SafelyYou Examines Top Causes of Severe Falls Resulting in Injury and Hospitalization

Reduce Severe Falls Resulting in Injury and Hospitalization

As we’ve discussed in previous blogs, adults living with dementia in assisted living and skilled nursing communities fall four times per year on average — nearly twice as often as those without dementia. Since most falls in memory care communities often lead to emergency room (ER) visits and even hospitalization, it’s very important to take a closer look at the contributing factors to falls, how to prevent them and review a success story. 

These insights are especially important since we want to avoid sending adults living with dementia to the hospital during the COVID-19 crisis. 

Contributing Factors to Severe Falls

There are several contributing factors that can potentially lead to a severe fall. The good news is that many can be easily addressed to help prevent a fall.

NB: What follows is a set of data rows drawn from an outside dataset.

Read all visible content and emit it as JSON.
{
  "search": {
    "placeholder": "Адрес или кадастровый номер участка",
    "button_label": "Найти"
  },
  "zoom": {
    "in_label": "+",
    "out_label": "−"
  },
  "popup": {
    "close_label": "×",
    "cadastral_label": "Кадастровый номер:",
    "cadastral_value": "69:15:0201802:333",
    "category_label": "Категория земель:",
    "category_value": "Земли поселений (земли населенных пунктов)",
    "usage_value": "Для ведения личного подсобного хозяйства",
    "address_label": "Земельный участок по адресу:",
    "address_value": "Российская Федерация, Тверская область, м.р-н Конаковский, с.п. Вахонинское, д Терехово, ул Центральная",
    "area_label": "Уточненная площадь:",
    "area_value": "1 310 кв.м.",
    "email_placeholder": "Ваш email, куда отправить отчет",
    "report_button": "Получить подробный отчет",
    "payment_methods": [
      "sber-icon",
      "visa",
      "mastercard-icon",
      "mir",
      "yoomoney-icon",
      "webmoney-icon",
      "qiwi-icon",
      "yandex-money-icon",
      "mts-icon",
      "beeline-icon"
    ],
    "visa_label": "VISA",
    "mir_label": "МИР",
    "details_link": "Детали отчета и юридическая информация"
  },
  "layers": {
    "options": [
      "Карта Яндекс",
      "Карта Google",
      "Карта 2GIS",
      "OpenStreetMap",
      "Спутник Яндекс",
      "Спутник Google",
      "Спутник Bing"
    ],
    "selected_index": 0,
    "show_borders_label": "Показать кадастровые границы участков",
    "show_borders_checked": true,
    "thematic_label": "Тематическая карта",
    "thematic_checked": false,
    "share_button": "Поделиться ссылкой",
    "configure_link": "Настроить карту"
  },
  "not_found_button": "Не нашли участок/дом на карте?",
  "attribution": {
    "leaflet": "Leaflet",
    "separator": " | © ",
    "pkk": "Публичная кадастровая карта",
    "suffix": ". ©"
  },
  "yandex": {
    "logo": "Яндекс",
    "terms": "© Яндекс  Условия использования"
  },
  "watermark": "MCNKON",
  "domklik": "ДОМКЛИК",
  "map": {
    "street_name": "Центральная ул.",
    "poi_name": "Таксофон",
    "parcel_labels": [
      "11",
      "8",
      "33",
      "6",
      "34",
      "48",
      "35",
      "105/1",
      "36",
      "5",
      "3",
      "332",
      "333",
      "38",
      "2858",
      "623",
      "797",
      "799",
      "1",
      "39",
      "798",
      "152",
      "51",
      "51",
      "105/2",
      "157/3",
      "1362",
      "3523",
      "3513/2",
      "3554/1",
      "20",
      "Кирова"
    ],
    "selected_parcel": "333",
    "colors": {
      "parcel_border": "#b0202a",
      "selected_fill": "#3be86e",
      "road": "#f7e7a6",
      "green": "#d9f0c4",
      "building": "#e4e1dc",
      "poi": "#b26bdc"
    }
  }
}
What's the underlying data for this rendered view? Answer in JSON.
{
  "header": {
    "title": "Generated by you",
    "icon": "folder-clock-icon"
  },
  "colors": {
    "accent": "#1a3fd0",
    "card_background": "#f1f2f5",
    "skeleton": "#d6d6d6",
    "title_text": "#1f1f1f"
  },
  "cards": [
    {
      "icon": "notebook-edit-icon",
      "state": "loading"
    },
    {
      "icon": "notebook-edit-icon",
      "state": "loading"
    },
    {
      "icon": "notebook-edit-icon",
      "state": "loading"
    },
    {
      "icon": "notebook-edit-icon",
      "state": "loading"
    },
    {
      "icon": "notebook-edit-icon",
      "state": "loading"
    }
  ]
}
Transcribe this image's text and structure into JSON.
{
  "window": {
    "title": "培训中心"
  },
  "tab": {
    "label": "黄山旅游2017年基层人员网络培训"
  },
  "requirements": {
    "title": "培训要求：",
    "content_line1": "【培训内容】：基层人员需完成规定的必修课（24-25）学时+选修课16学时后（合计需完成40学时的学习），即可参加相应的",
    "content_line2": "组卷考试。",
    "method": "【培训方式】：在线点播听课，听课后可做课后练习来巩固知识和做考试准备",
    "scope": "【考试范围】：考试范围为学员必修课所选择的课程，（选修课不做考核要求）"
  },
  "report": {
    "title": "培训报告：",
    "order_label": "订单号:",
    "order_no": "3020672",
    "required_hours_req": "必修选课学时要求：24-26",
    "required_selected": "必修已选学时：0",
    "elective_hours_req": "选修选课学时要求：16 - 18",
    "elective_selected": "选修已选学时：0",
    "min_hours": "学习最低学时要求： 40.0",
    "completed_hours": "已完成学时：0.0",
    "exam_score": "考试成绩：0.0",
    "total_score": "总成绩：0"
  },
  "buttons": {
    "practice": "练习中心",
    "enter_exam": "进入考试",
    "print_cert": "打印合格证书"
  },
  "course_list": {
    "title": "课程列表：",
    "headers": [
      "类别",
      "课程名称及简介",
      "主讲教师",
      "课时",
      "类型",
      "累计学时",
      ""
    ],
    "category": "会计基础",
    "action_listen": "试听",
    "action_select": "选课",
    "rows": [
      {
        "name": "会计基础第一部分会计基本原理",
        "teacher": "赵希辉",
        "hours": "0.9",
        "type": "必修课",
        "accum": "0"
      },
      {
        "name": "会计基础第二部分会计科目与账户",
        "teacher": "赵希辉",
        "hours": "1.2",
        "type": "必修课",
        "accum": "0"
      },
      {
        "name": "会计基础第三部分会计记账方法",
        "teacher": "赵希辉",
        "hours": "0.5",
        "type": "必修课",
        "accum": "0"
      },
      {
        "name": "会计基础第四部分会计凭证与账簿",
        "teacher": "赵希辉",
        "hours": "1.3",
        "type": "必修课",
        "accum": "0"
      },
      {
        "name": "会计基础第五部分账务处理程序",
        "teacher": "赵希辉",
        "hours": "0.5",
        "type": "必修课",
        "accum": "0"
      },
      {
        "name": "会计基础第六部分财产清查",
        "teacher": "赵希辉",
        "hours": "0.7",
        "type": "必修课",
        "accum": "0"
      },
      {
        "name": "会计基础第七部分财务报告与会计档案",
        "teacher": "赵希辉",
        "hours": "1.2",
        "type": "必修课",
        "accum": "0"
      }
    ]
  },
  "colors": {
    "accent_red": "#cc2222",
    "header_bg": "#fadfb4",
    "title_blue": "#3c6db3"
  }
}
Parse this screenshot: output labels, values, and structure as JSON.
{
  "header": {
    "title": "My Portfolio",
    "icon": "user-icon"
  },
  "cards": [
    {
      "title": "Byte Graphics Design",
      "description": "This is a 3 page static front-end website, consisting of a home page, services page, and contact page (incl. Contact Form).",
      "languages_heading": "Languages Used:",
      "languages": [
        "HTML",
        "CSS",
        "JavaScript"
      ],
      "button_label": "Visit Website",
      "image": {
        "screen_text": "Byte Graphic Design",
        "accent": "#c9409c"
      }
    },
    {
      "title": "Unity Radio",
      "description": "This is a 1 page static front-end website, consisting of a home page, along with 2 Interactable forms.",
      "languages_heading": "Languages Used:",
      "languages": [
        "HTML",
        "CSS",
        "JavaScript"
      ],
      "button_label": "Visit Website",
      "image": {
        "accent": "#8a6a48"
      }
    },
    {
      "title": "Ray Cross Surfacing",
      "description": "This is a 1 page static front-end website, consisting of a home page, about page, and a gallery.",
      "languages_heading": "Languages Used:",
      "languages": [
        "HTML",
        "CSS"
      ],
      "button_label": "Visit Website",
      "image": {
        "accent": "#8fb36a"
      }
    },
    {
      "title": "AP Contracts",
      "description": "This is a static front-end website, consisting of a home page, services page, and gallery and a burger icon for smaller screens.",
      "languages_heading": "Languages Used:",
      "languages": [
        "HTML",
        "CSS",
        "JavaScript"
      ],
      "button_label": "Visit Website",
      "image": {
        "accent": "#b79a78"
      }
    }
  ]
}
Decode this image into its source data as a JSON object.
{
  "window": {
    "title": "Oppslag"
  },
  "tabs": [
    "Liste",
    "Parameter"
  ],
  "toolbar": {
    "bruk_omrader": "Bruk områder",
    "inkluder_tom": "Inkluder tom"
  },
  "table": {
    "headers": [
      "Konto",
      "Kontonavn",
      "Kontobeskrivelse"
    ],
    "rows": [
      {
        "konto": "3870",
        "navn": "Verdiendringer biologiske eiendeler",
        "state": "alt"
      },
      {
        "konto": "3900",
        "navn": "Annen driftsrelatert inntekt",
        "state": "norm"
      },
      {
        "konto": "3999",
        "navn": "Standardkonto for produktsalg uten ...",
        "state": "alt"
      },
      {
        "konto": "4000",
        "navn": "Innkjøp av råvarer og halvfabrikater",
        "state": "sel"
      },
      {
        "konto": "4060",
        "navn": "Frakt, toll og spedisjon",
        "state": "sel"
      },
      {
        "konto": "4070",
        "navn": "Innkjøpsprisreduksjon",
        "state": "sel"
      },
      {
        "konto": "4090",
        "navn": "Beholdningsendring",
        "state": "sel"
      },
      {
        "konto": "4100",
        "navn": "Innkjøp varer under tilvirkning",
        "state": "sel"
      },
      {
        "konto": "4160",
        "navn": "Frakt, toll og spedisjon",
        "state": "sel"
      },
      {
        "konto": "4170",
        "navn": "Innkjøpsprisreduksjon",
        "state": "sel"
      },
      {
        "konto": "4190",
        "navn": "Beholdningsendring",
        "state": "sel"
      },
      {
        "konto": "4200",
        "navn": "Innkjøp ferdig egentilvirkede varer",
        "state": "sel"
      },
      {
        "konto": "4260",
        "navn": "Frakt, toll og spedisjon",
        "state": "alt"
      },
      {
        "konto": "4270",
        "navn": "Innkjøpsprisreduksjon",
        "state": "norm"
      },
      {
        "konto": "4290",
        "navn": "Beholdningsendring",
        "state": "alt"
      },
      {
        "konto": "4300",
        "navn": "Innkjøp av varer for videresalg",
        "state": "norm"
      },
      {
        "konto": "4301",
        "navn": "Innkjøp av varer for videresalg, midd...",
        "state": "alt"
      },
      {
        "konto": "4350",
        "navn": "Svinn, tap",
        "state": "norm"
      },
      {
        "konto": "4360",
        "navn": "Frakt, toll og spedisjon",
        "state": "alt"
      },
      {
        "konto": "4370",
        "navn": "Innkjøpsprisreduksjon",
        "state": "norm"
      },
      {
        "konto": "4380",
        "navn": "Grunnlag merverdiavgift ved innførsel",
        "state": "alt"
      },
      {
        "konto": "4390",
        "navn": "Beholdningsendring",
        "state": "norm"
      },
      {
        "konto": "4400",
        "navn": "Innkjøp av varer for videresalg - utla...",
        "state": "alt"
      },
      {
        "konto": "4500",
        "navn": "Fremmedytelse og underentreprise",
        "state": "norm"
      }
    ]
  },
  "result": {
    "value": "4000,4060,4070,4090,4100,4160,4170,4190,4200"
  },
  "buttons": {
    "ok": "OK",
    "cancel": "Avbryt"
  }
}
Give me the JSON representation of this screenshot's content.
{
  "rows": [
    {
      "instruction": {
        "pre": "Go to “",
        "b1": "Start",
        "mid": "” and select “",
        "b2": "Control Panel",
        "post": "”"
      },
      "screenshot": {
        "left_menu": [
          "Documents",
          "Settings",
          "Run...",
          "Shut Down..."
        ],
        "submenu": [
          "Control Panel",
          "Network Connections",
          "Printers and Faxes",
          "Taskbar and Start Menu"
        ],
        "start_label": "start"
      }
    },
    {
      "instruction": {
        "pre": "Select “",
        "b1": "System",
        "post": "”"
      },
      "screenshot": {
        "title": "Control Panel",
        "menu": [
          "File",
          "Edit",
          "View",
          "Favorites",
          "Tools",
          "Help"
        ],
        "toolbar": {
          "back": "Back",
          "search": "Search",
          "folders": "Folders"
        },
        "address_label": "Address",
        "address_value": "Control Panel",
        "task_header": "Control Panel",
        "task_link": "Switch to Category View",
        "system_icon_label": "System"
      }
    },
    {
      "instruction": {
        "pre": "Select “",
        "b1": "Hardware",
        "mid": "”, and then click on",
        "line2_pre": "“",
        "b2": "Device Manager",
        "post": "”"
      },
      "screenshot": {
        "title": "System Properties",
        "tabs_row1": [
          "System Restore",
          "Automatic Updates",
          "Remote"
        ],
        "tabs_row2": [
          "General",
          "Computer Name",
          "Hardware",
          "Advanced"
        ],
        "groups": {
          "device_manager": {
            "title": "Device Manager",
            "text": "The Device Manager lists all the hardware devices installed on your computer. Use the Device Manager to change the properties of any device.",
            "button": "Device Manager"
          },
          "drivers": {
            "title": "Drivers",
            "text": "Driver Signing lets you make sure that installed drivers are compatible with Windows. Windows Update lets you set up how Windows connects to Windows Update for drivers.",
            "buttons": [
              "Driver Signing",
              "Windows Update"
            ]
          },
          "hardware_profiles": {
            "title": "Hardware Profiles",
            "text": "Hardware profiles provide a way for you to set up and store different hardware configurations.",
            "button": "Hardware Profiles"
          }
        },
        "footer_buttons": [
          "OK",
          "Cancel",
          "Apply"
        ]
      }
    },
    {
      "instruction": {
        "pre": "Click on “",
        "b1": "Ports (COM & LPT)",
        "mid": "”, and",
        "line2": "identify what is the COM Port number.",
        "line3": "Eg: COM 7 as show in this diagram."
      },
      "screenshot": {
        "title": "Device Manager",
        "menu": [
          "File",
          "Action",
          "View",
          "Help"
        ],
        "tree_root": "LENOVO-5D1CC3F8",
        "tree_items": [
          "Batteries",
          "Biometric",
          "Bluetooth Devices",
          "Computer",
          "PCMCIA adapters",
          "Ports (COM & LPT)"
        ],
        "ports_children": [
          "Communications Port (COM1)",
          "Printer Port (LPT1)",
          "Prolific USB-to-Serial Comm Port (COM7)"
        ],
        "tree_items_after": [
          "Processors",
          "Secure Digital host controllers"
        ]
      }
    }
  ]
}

  • Time of Day: Most falls occur during shift change (5-8 a.m. and 6-9 p.m.) There is an opportunity to adjust shifts, get residents up earlier and add evening activities.
  • Activity Before Fall: Most falls occur when walking, reaching for an item, not using a mobility aid and rolling-out or transferring from bed. Although severe falls are rare, it is critical to address issues from prior falls to avoid future events.
  • Medication: Blood pressure and psychotropic are just a few medications that can contribute to falls. It’s very important to eliminate any duplicate medications and review any new medications, which have been prescribed by a doctor at a hospital.

Prevention

In addition to contributing factors, there are several key steps that caregivers can put in place to help prevent falls.

  • Fall Scene Investigation: Examine such things as environmental triggers, hazardous furniture and even what the resident is wearing.
  • Incident Reporting: Data is your friend and gathering as many insights as possible will help shape a better fall prevention plan. Time of fall, room lighting, activities before a fall and tracking fall patterns are just a few factors that need to be examined closely. 
  • Environmental Considerations: Take a closer look at how mobility aids are stored, review if the bed is truly appropriate and if items are easily accessible to the resident. A few simple adjustments can easily prevent a fall.
  • Education and Cultural Change: It’s important to continuously update care plans for residents and educate caregivers on the importance of fall prevention. Promoting the fall scene investigation will help with problem solving and even lead to increased collaboration.

Success Stories

Reducing falls is definitely possible if you understand the contributing factors and take the appropriate steps for prevention. There are many success stories, but I want to share one in particular which illustrates the impact of following prevention procedure. 

By analyzing the videos of a resident falling, the care staff was able to determine that the resident appeared uncomfortable in both her wheelchair and her bed. They decided to work with her family and hospice to provide her with a more supportive wheelchair and a high-quality hospital bed, and she didn’t have any more falls for three months.

This information is just the tip of the iceberg. If you want to learn more, I encourage you to join SafelyYou for a free webinar, “Top Causes of Severe Falls Resulting in Injury & Hospitalization,” on April 28. You can register for the webinar here.